Another bus ride today. This morning we saw a legong dance and it was best so far. A Legong is danced by two girls, while a Dalang, who is standing aside, sings and speaks the text and comments on it. In this way he introduces the various figures and characters as they are to appear. Sometimes three girls perform, in which case the third (tchondong) is the leader. The principle male dancer is best on island, having succeeded I. Maria. He certainly was good and the whole show so well worthwhile.
The comedy team was a sketch. This team did a Topeng dance, using masks of different facial expressions. One of the two never used a mask but the other changed quite frequently. The material for the stories told by the team is provided by historical romances. Music wonderful. Chow at Kaeta.
This afternoon we saw Barong Kris dance. This dance is a comparatively recent innovation along Greek drama outline. It tells a folk tale, incorporating evil spirits and gods. A combination of a Djaook (?) (a dance by men in masks and wearing gloves fitted with extraordinarily long finger nails) and Barong and Kris dance.

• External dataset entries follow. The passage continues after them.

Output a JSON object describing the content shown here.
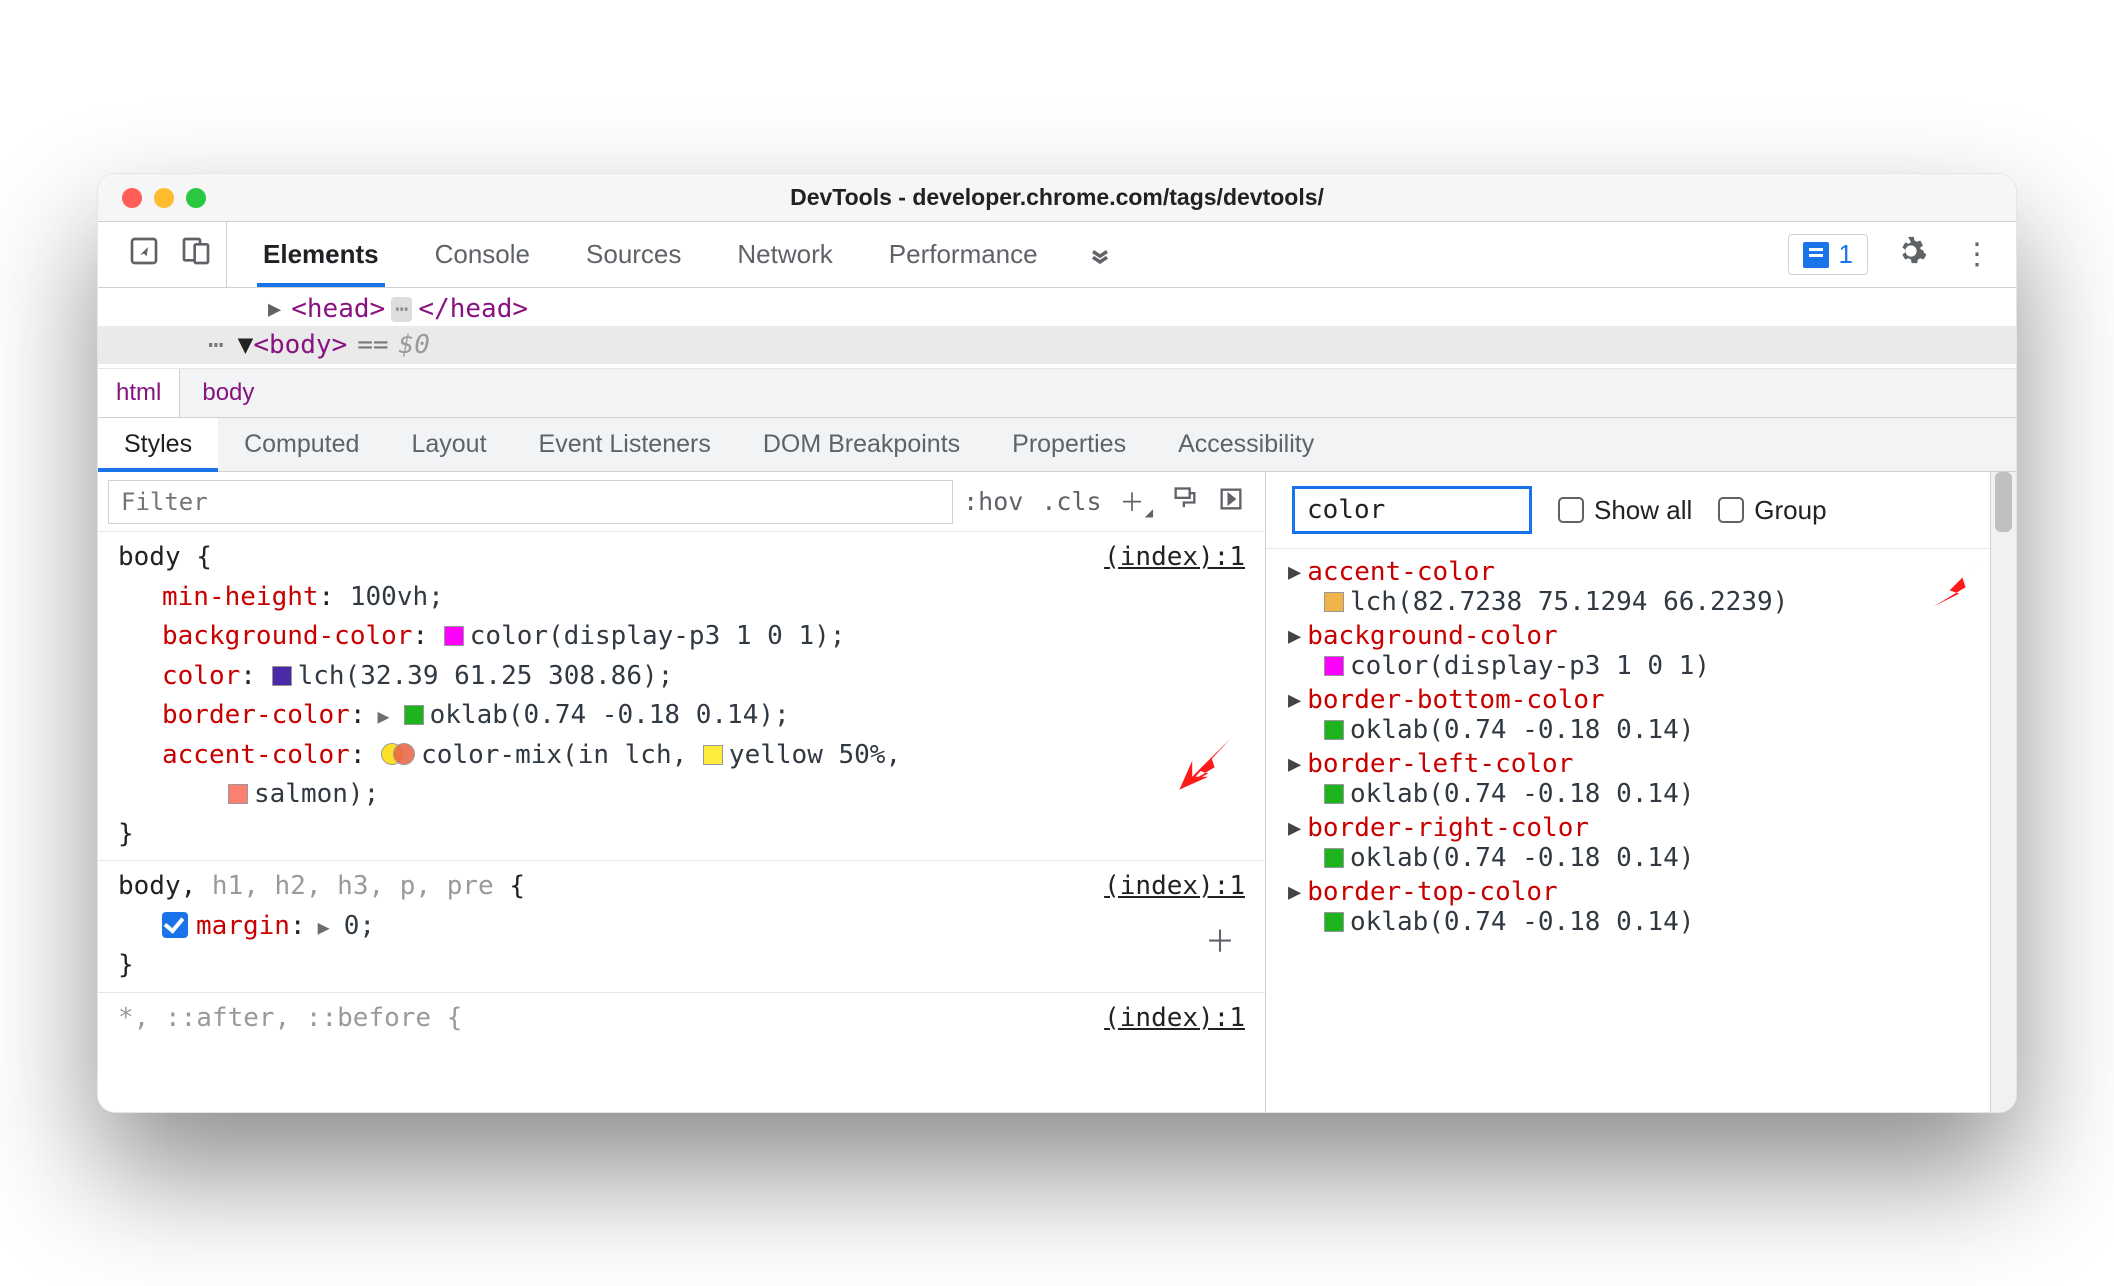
{
  "title": "DevTools - developer.chrome.com/tags/devtools/",
  "mainTabs": [
    "Elements",
    "Console",
    "Sources",
    "Network",
    "Performance"
  ],
  "issuesCount": "1",
  "domHead": {
    "open": "<head>",
    "close": "</head>"
  },
  "domBody": {
    "tag": "<body>",
    "eq": "==",
    "dollar": "$0"
  },
  "breadcrumb": [
    "html",
    "body"
  ],
  "styleTabs": [
    "Styles",
    "Computed",
    "Layout",
    "Event Listeners",
    "DOM Breakpoints",
    "Properties",
    "Accessibility"
  ],
  "filterPlaceholder": "Filter",
  "filterActions": {
    "hov": ":hov",
    "cls": ".cls"
  },
  "rule1": {
    "selector": "body {",
    "source": "(index):1",
    "p1": {
      "name": "min-height",
      "val": "100vh;"
    },
    "p2": {
      "name": "background-color",
      "val": "color(display-p3 1 0 1);",
      "swatch": "#ff00ff"
    },
    "p3": {
      "name": "color",
      "val": "lch(32.39 61.25 308.86);",
      "swatch": "#4a2aa6"
    },
    "p4": {
      "name": "border-color",
      "val": "oklab(0.74 -0.18 0.14);",
      "swatch": "#1db41e"
    },
    "p5": {
      "name": "accent-color",
      "v1": "color-mix(in lch, ",
      "mixSw": "#ffeb3b",
      "v2": "yellow 50%,",
      "salmonSw": "#fa8072",
      "v3": "salmon);"
    },
    "close": "}"
  },
  "rule2": {
    "selectorA": "body,",
    "selectorB": " h1, h2, h3, p, pre ",
    "brace": "{",
    "source": "(index):1",
    "p": {
      "name": "margin",
      "val": "0;"
    },
    "close": "}"
  },
  "rule3": {
    "selector": "*, ::after, ::before {",
    "source": "(index):1"
  },
  "rightFilterValue": "color",
  "rightShowAll": "Show all",
  "rightGroup": "Group",
  "computed": [
    {
      "name": "accent-color",
      "val": "lch(82.7238 75.1294 66.2239)",
      "sw": "#f0b34a"
    },
    {
      "name": "background-color",
      "val": "color(display-p3 1 0 1)",
      "sw": "#ff00ff"
    },
    {
      "name": "border-bottom-color",
      "val": "oklab(0.74 -0.18 0.14)",
      "sw": "#1db41e"
    },
    {
      "name": "border-left-color",
      "val": "oklab(0.74 -0.18 0.14)",
      "sw": "#1db41e"
    },
    {
      "name": "border-right-color",
      "val": "oklab(0.74 -0.18 0.14)",
      "sw": "#1db41e"
    },
    {
      "name": "border-top-color",
      "val": "oklab(0.74 -0.18 0.14)",
      "sw": "#1db41e"
    }
  ]
}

A remarkable exhibition of dancing, costumes and music. Story concerns the adventures of a fantastic, holy animal – the wild Kris dance is at the end by men in a trance who sometimes go berserk. For notes on Legong dance, see Covanubias’ Bali – page 224 on.
Barong notes C – 332.

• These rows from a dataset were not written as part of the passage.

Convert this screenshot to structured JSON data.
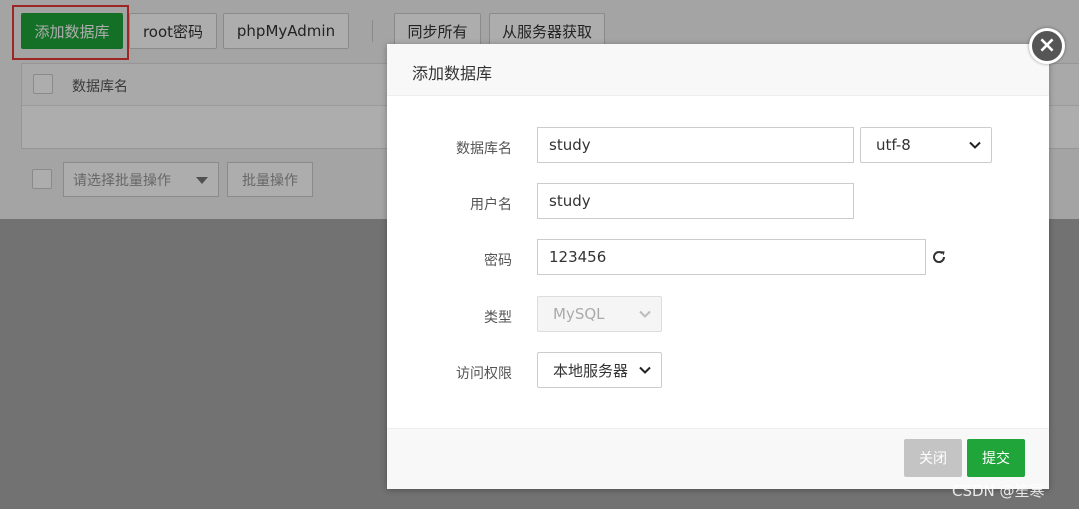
{
  "toolbar": {
    "add_db": "添加数据库",
    "root_password": "root密码",
    "phpmyadmin": "phpMyAdmin",
    "sync_all": "同步所有",
    "fetch_from_server": "从服务器获取"
  },
  "table": {
    "col_db_name": "数据库名"
  },
  "batch": {
    "select_placeholder": "请选择批量操作",
    "batch_button": "批量操作"
  },
  "dialog": {
    "title": "添加数据库",
    "fields": {
      "db_name_label": "数据库名",
      "db_name_value": "study",
      "charset_value": "utf-8",
      "username_label": "用户名",
      "username_value": "study",
      "password_label": "密码",
      "password_value": "123456",
      "type_label": "类型",
      "type_value": "MySQL",
      "access_label": "访问权限",
      "access_value": "本地服务器"
    },
    "close_label": "关闭",
    "submit_label": "提交"
  },
  "watermark": "CSDN @笙寒",
  "colors": {
    "primary_green": "#20a53a",
    "highlight_red": "#e53935"
  }
}
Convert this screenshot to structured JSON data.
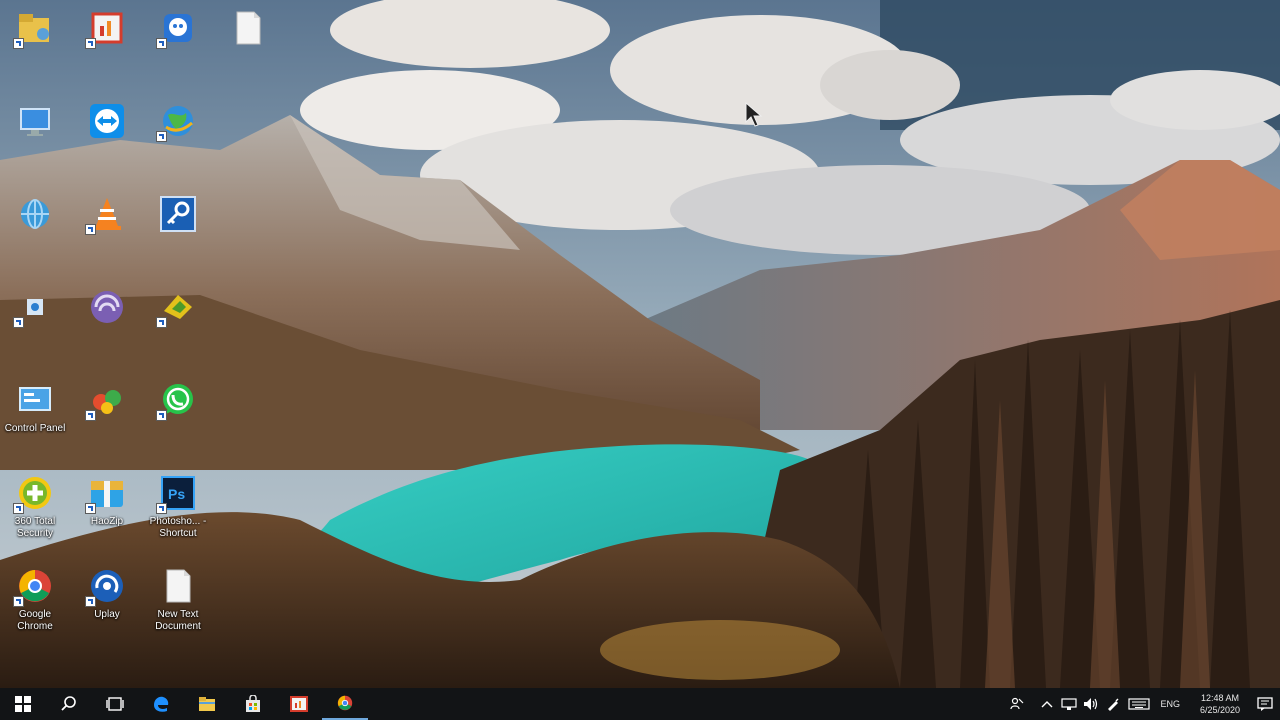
{
  "desktop": {
    "icons": [
      {
        "label": ""
      },
      {
        "label": ""
      },
      {
        "label": ""
      },
      {
        "label": ""
      },
      {
        "label": ""
      },
      {
        "label": ""
      },
      {
        "label": ""
      },
      {
        "label": ""
      },
      {
        "label": ""
      },
      {
        "label": ""
      },
      {
        "label": ""
      },
      {
        "label": ""
      },
      {
        "label": ""
      },
      {
        "label": "Control Panel"
      },
      {
        "label": ""
      },
      {
        "label": ""
      },
      {
        "label": "360 Total Security"
      },
      {
        "label": "HaoZip"
      },
      {
        "label": "Photosho... - Shortcut"
      },
      {
        "label": "Google Chrome"
      },
      {
        "label": "Uplay"
      },
      {
        "label": "New Text Document"
      }
    ]
  },
  "taskbar": {
    "language": "ENG",
    "time": "12:48 AM",
    "date": "6/25/2020"
  }
}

Topeng notes in C page 246.
Dancer of Legong is Gusti Rake, Mario’s successor. First town Sempioli. Second town Singapolde.